Here’s a not-for-the-squeamish tip for UK residents in a similar situation. When you visit the doctor, don’t call it a cold or cough, tell ‘im you’ve had a cold and it’s left you with a touch of the bronchials. And when he asks what colour is your phlegm, say it’s greenish, and painfully thick. Providing you can produce a decent whistle when he listens to your chest, you’re just about guaranteed to get antibiotics. They’re not so keen to prescribe antibiotics on first consultation these days so you need to help them along a bit.

That’s me for the next three or four days, then, battling the bronicals once more. Don’t feel sorry for me—it’s my just reward for all those years of heavy smoking.

Still working an eighteen hour day, Graham is fighting his own battle, with the major wearies.

“Oh well,” I said, between coughing sessions. “Only two more days of the trannies and then you’ll be able to catch up on your sleep. You’ll be fully recharged by Monday or Tuesday and, hopefully, I’ll be clear of the bronicals by then so’s we can go out and find that perishin’ house together.”

“We’re a right pair of invalids, aren’t we?”

“Well, we’re a right pair, that’s for certain.”

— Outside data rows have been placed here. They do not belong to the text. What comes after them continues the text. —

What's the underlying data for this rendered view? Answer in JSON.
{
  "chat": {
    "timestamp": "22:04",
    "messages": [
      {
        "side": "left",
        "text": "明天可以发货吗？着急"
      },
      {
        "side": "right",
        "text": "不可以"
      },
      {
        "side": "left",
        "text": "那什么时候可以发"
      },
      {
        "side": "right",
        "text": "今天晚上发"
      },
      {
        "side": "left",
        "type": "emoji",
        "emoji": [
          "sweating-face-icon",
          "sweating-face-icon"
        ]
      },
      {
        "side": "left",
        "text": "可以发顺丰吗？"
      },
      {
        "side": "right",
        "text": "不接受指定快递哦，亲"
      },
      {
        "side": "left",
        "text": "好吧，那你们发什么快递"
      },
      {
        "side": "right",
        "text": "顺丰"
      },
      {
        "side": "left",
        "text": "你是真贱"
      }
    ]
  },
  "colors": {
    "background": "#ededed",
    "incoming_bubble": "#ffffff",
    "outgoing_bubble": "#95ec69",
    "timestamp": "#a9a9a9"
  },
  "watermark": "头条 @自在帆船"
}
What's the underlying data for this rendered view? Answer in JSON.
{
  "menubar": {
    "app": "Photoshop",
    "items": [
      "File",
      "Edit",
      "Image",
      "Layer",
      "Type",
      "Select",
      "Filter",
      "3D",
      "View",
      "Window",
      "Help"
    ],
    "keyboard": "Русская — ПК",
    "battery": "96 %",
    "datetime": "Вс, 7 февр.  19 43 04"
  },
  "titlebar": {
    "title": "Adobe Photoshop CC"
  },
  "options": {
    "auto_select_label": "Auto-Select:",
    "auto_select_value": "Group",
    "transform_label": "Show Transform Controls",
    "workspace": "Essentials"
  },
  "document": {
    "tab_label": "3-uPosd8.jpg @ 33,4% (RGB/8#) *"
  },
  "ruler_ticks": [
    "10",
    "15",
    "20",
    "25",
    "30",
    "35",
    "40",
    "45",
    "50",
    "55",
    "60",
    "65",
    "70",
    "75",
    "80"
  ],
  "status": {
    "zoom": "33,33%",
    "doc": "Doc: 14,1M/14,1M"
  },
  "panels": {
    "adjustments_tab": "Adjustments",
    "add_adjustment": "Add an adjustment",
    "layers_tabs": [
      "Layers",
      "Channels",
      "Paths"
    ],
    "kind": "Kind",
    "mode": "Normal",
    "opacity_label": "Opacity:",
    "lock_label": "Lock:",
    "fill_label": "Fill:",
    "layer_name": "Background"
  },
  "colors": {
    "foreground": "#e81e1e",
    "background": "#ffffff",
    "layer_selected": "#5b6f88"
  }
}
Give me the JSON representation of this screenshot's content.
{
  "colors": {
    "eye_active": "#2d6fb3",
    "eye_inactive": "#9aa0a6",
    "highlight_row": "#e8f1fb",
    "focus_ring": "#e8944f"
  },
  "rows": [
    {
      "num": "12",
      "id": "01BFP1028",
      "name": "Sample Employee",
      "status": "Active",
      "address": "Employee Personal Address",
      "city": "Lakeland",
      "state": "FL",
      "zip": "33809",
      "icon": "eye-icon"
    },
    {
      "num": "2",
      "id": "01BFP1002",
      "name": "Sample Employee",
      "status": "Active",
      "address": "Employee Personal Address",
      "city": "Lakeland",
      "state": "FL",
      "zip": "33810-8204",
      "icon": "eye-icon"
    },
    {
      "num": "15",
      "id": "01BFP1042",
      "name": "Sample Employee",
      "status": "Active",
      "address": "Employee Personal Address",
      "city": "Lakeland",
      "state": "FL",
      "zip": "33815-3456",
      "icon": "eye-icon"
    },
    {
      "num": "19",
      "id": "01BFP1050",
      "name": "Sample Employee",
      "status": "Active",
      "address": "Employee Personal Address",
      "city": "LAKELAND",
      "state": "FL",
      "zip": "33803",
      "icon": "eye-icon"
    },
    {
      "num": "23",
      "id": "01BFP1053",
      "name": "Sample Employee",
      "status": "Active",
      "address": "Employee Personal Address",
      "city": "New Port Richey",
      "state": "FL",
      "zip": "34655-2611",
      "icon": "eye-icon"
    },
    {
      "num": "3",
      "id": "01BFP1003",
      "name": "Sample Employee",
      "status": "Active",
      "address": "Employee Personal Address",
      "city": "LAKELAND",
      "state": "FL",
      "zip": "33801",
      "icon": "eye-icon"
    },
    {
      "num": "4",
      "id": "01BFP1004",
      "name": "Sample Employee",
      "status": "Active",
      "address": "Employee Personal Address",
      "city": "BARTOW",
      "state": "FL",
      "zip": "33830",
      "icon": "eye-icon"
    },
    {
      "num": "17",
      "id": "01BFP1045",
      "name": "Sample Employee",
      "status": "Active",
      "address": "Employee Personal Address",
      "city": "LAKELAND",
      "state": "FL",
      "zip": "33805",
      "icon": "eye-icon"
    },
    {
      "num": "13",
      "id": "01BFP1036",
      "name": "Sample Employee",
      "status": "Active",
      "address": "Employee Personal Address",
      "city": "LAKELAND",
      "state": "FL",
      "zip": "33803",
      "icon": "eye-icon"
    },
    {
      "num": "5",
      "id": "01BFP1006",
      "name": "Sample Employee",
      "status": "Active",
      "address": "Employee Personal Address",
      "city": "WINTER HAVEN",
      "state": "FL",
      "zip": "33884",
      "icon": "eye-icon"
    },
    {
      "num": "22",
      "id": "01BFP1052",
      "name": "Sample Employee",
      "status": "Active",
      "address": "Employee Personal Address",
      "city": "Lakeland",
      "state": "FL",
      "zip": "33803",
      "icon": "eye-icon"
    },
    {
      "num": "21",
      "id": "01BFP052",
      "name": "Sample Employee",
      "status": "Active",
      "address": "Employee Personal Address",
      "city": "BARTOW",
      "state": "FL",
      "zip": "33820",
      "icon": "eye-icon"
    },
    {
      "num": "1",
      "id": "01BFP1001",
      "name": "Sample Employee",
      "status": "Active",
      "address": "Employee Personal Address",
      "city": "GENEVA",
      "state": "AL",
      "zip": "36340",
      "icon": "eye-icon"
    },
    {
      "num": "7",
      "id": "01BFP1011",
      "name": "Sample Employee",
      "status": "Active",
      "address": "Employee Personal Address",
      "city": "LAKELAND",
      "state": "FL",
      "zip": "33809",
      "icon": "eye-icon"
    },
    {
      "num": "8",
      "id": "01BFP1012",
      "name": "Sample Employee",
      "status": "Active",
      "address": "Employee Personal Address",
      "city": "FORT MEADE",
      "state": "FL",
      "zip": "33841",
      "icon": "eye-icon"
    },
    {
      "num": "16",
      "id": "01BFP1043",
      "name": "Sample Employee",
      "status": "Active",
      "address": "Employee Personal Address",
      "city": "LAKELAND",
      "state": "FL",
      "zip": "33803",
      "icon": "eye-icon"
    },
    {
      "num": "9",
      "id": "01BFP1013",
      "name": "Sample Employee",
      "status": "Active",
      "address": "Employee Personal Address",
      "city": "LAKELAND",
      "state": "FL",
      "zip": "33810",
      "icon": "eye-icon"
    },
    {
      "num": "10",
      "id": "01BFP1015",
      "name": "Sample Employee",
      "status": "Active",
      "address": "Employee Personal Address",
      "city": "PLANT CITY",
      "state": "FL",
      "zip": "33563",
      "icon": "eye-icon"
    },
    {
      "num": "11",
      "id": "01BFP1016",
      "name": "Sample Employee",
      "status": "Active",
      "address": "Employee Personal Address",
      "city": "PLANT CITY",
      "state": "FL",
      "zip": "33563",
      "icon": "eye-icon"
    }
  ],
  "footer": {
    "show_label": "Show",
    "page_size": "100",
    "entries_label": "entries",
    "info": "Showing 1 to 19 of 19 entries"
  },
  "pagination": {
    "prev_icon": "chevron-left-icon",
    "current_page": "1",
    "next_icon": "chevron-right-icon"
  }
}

Dolly came plodding into the living room from her warm nest in the bedroom end of the caravan.

“Hiya, Dolly,” I said. “Which one of us are you going to comfort with a good cuddle, then?”

She snorted her disdain, stood in the doorway into the kitchen, and glared balefully in the direction of the cold water tap.

“Ok. I can take a hint.”



Leave a Reply

Fill in your details below or click an icon to log in:

WordPress.com Logo

You are commenting using your WordPress.com account. Log Out /  Change )

Google+ photo

You are commenting using your Google+ account. Log Out /  Change )

Twitter picture

You are commenting using your Twitter account. Log Out /  Change )

Facebook photo

You are commenting using your Facebook account. Log Out /  Change )


Connecting to %s